Segment Start: DATA FOR THIS TASK

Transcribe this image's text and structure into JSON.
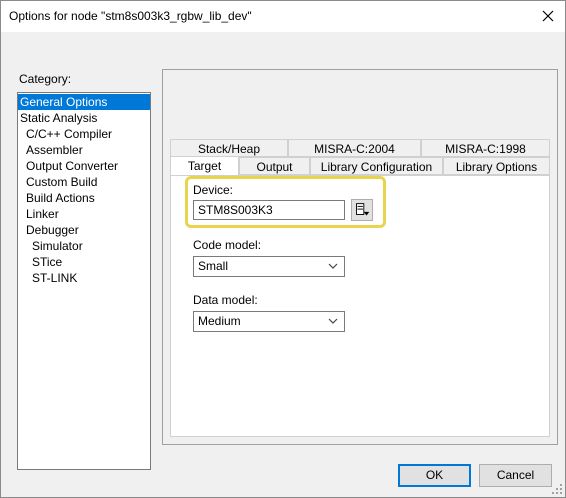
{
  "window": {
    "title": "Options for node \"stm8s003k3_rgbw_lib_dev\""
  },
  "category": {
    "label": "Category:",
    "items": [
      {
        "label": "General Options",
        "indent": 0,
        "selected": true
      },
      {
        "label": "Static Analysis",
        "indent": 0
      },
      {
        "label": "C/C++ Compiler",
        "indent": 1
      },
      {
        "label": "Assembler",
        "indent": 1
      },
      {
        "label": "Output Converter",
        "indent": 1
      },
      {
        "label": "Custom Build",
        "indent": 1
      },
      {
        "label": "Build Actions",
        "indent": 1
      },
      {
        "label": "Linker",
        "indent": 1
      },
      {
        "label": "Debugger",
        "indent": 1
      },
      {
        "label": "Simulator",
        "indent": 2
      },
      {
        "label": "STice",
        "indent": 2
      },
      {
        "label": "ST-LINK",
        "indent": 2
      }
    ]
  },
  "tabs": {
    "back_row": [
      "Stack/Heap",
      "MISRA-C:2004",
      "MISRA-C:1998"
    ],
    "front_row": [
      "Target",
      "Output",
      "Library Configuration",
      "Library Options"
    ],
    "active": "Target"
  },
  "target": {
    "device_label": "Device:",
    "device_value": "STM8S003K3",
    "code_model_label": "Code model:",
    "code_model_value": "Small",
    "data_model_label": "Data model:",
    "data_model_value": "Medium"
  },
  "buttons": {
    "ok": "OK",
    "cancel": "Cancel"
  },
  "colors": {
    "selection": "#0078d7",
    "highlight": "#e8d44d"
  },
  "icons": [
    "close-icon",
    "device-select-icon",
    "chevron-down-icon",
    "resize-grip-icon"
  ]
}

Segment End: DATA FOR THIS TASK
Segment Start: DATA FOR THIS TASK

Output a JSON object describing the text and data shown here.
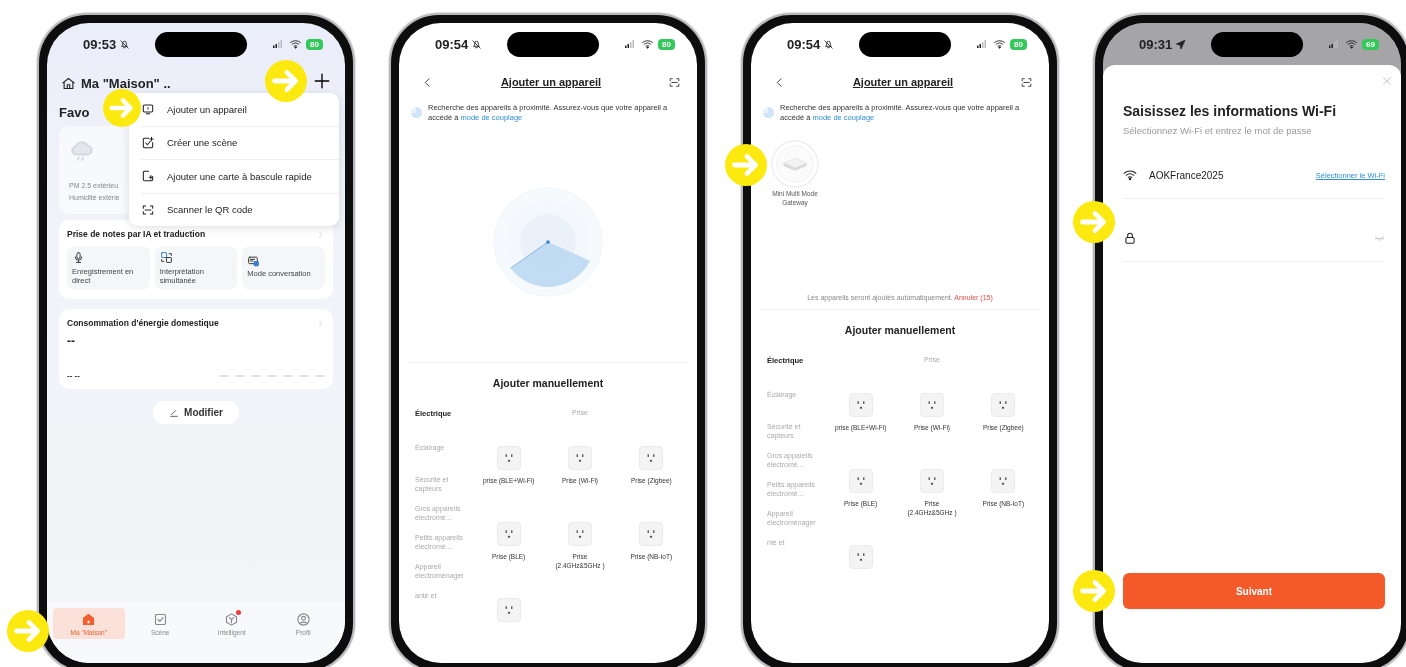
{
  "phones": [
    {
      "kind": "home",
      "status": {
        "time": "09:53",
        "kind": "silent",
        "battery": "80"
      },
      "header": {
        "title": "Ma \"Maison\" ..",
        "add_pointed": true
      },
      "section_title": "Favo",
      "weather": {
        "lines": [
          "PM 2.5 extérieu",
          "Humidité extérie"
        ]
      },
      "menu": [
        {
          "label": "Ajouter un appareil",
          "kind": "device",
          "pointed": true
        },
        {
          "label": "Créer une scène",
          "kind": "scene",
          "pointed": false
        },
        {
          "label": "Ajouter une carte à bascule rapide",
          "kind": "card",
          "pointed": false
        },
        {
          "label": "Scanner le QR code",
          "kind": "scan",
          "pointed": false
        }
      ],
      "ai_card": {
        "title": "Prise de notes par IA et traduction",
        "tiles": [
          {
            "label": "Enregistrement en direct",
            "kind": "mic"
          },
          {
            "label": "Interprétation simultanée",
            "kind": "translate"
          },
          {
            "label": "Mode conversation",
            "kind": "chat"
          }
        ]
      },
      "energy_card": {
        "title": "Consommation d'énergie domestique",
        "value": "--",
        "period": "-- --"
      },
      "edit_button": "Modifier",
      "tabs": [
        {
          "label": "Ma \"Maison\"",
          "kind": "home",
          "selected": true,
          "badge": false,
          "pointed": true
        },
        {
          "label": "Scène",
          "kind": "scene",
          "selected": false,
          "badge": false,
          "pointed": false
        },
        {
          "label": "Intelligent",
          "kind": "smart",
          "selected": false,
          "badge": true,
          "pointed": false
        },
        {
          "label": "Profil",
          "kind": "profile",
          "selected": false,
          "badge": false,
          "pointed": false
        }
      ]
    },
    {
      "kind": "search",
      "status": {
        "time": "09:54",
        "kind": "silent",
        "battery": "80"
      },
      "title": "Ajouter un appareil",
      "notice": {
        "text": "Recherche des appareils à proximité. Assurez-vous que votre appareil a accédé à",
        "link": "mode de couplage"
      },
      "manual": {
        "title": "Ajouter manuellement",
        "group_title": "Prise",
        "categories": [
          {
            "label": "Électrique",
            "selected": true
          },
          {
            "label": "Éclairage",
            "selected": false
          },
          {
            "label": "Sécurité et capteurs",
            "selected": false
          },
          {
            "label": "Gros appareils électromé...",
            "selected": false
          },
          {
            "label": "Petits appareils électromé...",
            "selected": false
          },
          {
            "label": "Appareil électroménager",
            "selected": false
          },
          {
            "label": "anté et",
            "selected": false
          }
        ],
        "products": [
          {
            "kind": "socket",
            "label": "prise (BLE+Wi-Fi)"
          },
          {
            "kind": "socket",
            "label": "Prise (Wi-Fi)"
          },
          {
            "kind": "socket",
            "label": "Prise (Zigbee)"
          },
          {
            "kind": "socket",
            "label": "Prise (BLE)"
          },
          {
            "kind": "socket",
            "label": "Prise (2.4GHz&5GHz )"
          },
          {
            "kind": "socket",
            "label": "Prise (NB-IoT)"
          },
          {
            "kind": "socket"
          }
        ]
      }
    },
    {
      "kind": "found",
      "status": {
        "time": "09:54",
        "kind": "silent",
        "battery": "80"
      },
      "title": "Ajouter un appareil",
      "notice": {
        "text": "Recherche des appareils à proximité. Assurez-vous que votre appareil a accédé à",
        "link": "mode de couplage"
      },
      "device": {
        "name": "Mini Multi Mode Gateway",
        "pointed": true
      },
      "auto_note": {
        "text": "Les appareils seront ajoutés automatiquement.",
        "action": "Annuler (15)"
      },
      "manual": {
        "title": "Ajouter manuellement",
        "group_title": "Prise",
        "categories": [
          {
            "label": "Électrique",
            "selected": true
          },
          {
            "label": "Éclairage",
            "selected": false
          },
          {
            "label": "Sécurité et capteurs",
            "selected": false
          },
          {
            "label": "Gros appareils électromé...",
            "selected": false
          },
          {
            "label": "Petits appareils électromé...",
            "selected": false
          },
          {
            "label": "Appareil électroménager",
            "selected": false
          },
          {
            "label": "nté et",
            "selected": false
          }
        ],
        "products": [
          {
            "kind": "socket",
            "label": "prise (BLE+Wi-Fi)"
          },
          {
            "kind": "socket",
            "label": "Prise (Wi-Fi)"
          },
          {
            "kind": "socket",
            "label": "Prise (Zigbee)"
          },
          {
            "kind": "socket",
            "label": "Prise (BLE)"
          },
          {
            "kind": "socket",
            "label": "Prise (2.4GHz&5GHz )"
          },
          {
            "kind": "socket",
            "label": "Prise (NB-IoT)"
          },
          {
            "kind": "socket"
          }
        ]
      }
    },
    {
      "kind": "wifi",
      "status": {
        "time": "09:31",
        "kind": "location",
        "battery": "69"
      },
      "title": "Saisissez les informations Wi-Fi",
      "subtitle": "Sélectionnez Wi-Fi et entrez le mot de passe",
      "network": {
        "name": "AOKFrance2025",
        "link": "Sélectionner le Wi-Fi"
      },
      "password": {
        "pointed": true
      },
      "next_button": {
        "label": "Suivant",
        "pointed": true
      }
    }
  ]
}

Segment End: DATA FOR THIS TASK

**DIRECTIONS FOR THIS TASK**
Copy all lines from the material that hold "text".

**RESULT BELOW**
Transcribe this image's text and structure into JSON.
Output a JSON object describing the text and data shown here.
        "text": "Recherche des appareils à proximité. Assurez-vous que votre appareil a accédé à",
        "text": "Recherche des appareils à proximité. Assurez-vous que votre appareil a accédé à",
        "text": "Les appareils seront ajoutés automatiquement.",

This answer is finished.